The deal comes into play about eight months after Global Crossing CEO John Legere indentified Global Crossing, Level 3, Paetec Communications Inc. (Nasdaq: PAET), Savvis (Nasdaq: SVVS), XO Communications Inc. and tw telecom inc. (Nasdaq: TWTC) as candidates that might come together in some way to establish a strong third player to compete with AT&T Inc. (NYSE: T) and Verizon Enterprise Solutions . (See Global Crossing: Buying or Selling? Maybe Both!)
Under the deal announced Monday, Global Crossing shareholders are to receive 16 shares of Level 3 common stock for each share of Global common stock or preferred stock that is owned at closing. Based on Level 3's closing stock price on April 8, the deal is valued at $23.04 per Global Crossing common or preferred share, or roughly $3 billion, including the assumption of about $1.1 billion of net debt.
Together, the companies intend to offer a menu of transport, IP and data services, content delivery, data center, collocation and voice services. Global Crossing will also pitch in elements such as managed services and inter-continental virtual private networking capabilities.
They hope to close the deal before the end of the year.
Why this matters
In the hope of driving up shareholder value, Level 3 and Global Crossing are playing up the "complementary fit" of the two companies' networks.
The deal will tie together two major operators of fiber optic networks anchored on three continents and linked by an extensive network of undersea facilities. In terms of global reach, Level 3 and Global Crossing say they own networks in more than 50 countries to go with connections to more than 70 countries.
On the money side, they hope to generate adjusted EBITDA synergies of about $300 million while reducing annual capital expenditures of $40 million. Level 3 estimates that the "net present value of the potential synergies will be approximately $2.5 billion," with 39 percent coming from network expense savings, 49 percent from operating expense savings, and about 12 percent from capex reductions.
Level 3 also expects to incur between $200 million to $225 million of integration costs, with 55 percent tied to operating expenses and the balance going toward capex and "support integration activities." Level 3 Financing, a subsidiary of Level 3, has already received committed financing of $1.75 billion for the deal.
For more recent news about Global Crossing and Level 3, check out:
- Level 3 Spruces Up Fiber Routes
- Global Crossing Preps Major US Upgrade
- Global Crossing Decries Toll Booths
- Global Crossing: Buying or Selling?
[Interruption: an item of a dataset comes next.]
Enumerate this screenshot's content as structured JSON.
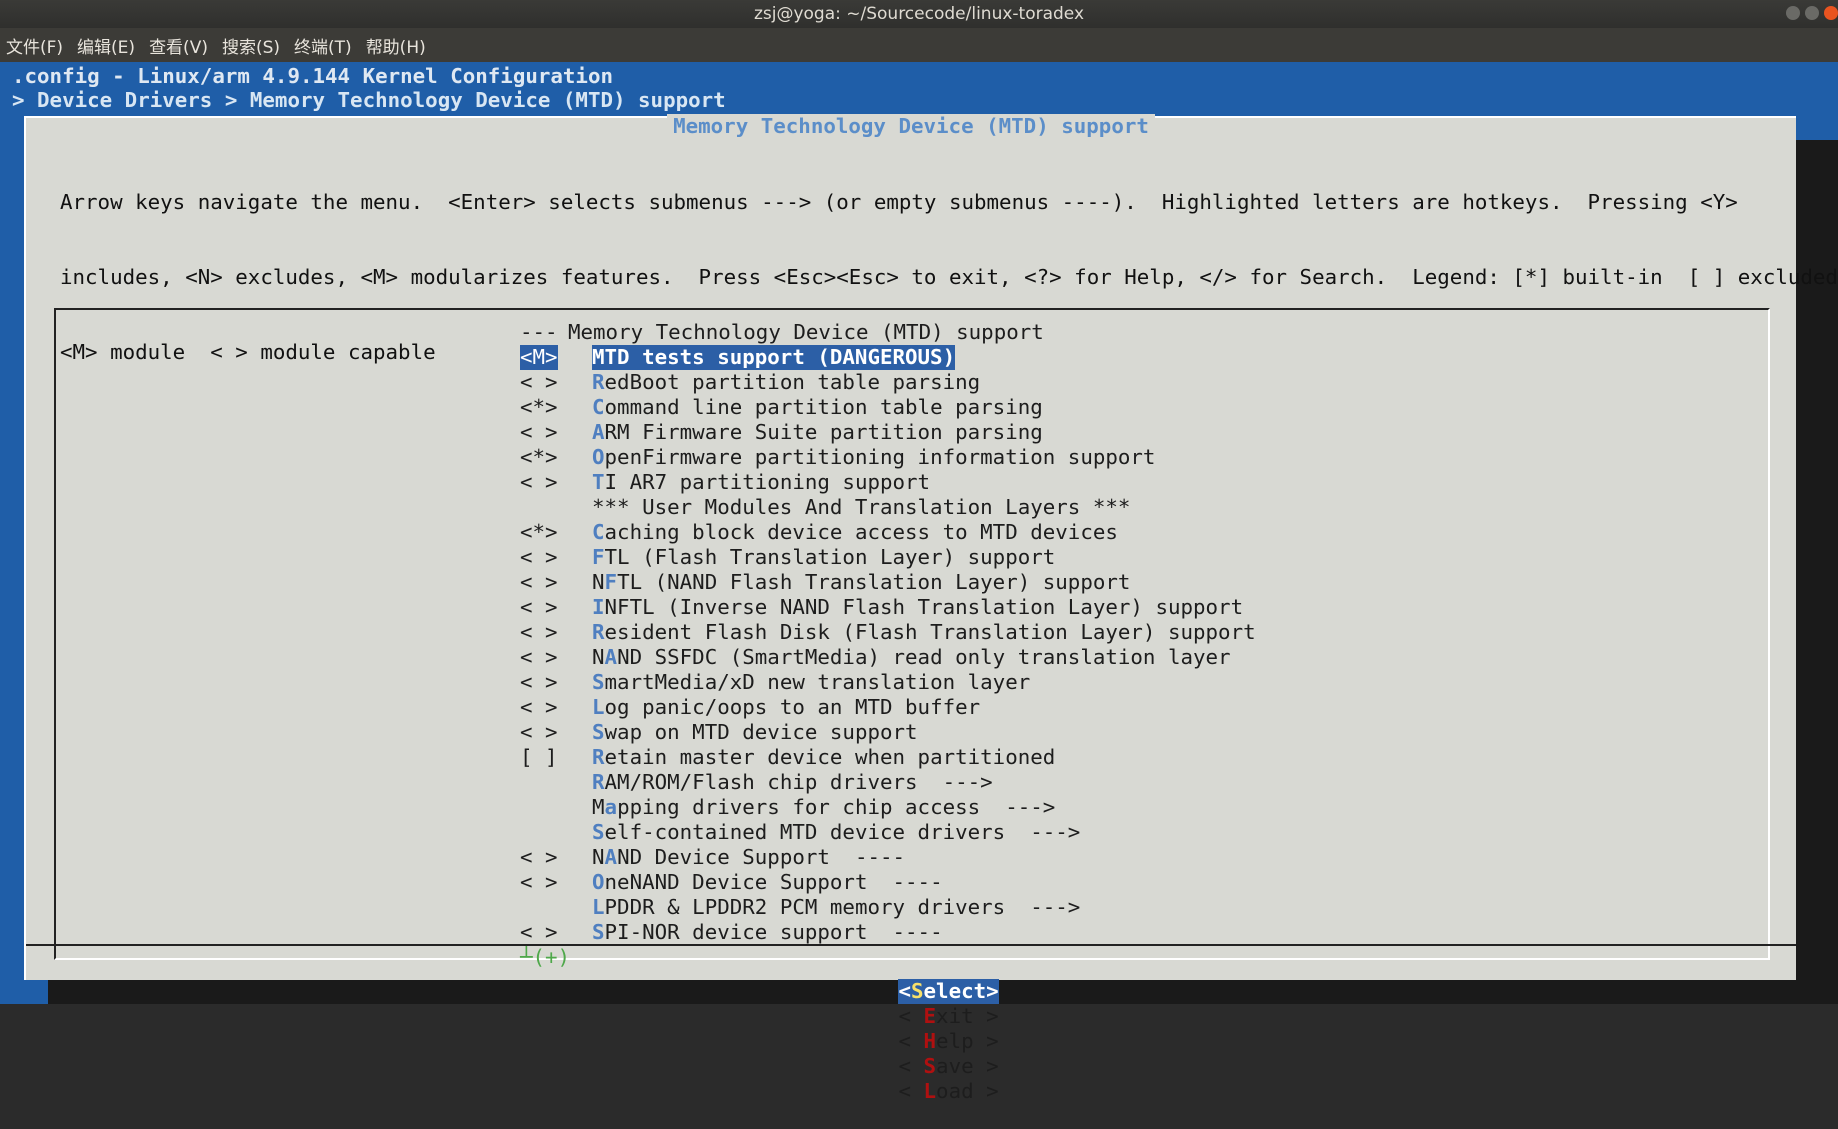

Maybe Both!
- Level 3 Expands European Network
- Comcast: Level 3 Balks at Trial Offer